**TASK DIRECTIONS:** Give a faithful, exact copy of all entries, minus the images.

**EXCERPTED RECORDS:**
::::
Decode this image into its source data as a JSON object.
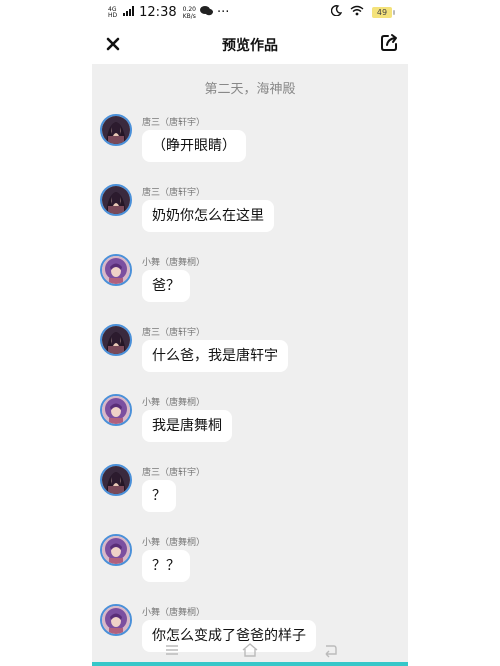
{
  "status_bar": {
    "network_top": "4G",
    "network_bottom": "HD",
    "time": "12:38",
    "speed_value": "0.20",
    "speed_unit": "KB/s",
    "more": "···",
    "battery": "49"
  },
  "header": {
    "title": "预览作品"
  },
  "chat": {
    "scene": "第二天，海神殿",
    "messages": [
      {
        "speaker": "唐三（唐轩宇）",
        "text": "（睁开眼睛）",
        "avatar": "tang-san"
      },
      {
        "speaker": "唐三（唐轩宇）",
        "text": "奶奶你怎么在这里",
        "avatar": "tang-san"
      },
      {
        "speaker": "小舞（唐舞桐）",
        "text": "爸？",
        "avatar": "xiao-wu"
      },
      {
        "speaker": "唐三（唐轩宇）",
        "text": "什么爸，我是唐轩宇",
        "avatar": "tang-san"
      },
      {
        "speaker": "小舞（唐舞桐）",
        "text": "我是唐舞桐",
        "avatar": "xiao-wu"
      },
      {
        "speaker": "唐三（唐轩宇）",
        "text": "？",
        "avatar": "tang-san"
      },
      {
        "speaker": "小舞（唐舞桐）",
        "text": "？？",
        "avatar": "xiao-wu"
      },
      {
        "speaker": "小舞（唐舞桐）",
        "text": "你怎么变成了爸爸的样子",
        "avatar": "xiao-wu"
      }
    ]
  },
  "colors": {
    "chat_background": "#efefef",
    "bubble": "#ffffff",
    "avatar_border": "#4a90d9",
    "accent_line": "#37c7c9"
  }
}
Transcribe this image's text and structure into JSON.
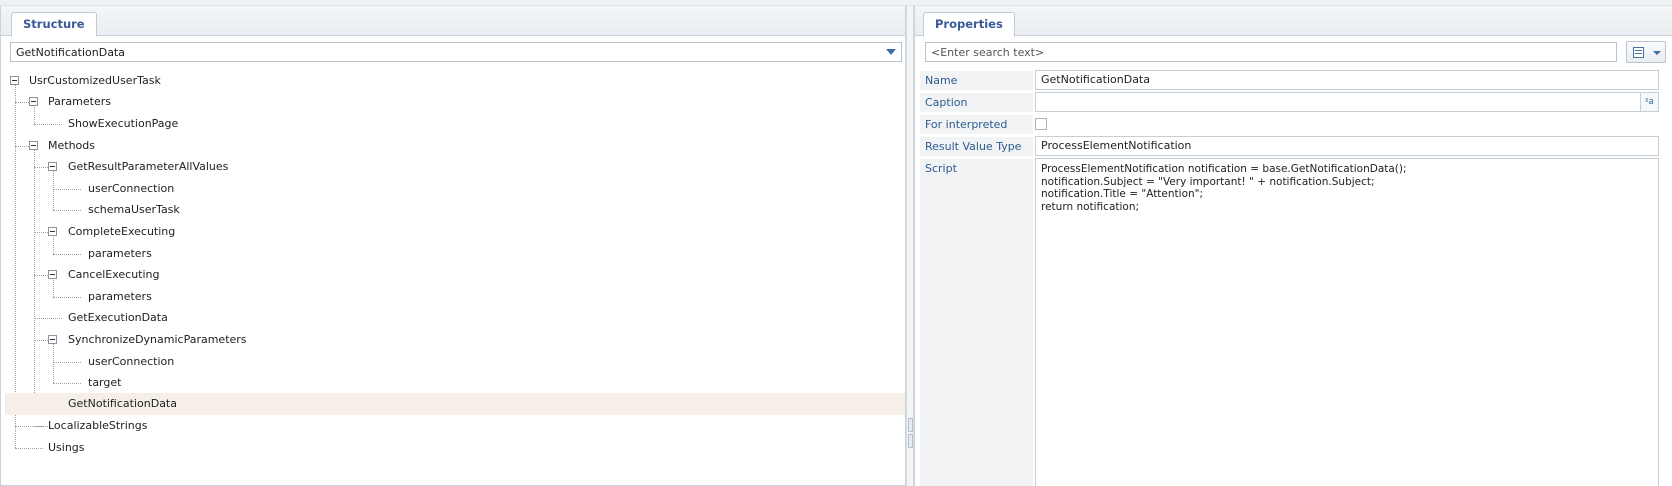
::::
**SOLUTION TO THIS EXERCISE:**
Decode this image into its source data as a JSON object.
{
  "status_bar": {
    "network_top": "4G",
    "network_bottom": "HD",
    "time": "12:38",
    "speed_value": "0.20",
    "speed_unit": "KB/s",
    "more": "···",
    "battery": "49"
  },
  "header": {
    "title": "预览作品"
  },
  "chat": {
    "scene": "第二天，海神殿",
    "messages": [
      {
        "speaker": "唐三（唐轩宇）",
        "text": "（睁开眼睛）",
        "avatar": "tang-san"
      },
      {
        "speaker": "唐三（唐轩宇）",
        "text": "奶奶你怎么在这里",
        "avatar": "tang-san"
      },
      {
        "speaker": "小舞（唐舞桐）",
        "text": "爸？",
        "avatar": "xiao-wu"
      },
      {
        "speaker": "唐三（唐轩宇）",
        "text": "什么爸，我是唐轩宇",
        "avatar": "tang-san"
      },
      {
        "speaker": "小舞（唐舞桐）",
        "text": "我是唐舞桐",
        "avatar": "xiao-wu"
      },
      {
        "speaker": "唐三（唐轩宇）",
        "text": "？",
        "avatar": "tang-san"
      },
      {
        "speaker": "小舞（唐舞桐）",
        "text": "？？",
        "avatar": "xiao-wu"
      },
      {
        "speaker": "小舞（唐舞桐）",
        "text": "你怎么变成了爸爸的样子",
        "avatar": "xiao-wu"
      }
    ]
  },
  "colors": {
    "chat_background": "#efefef",
    "bubble": "#ffffff",
    "avatar_border": "#4a90d9",
    "accent_line": "#37c7c9"
  }
}
Transcribe this image's text and structure into JSON.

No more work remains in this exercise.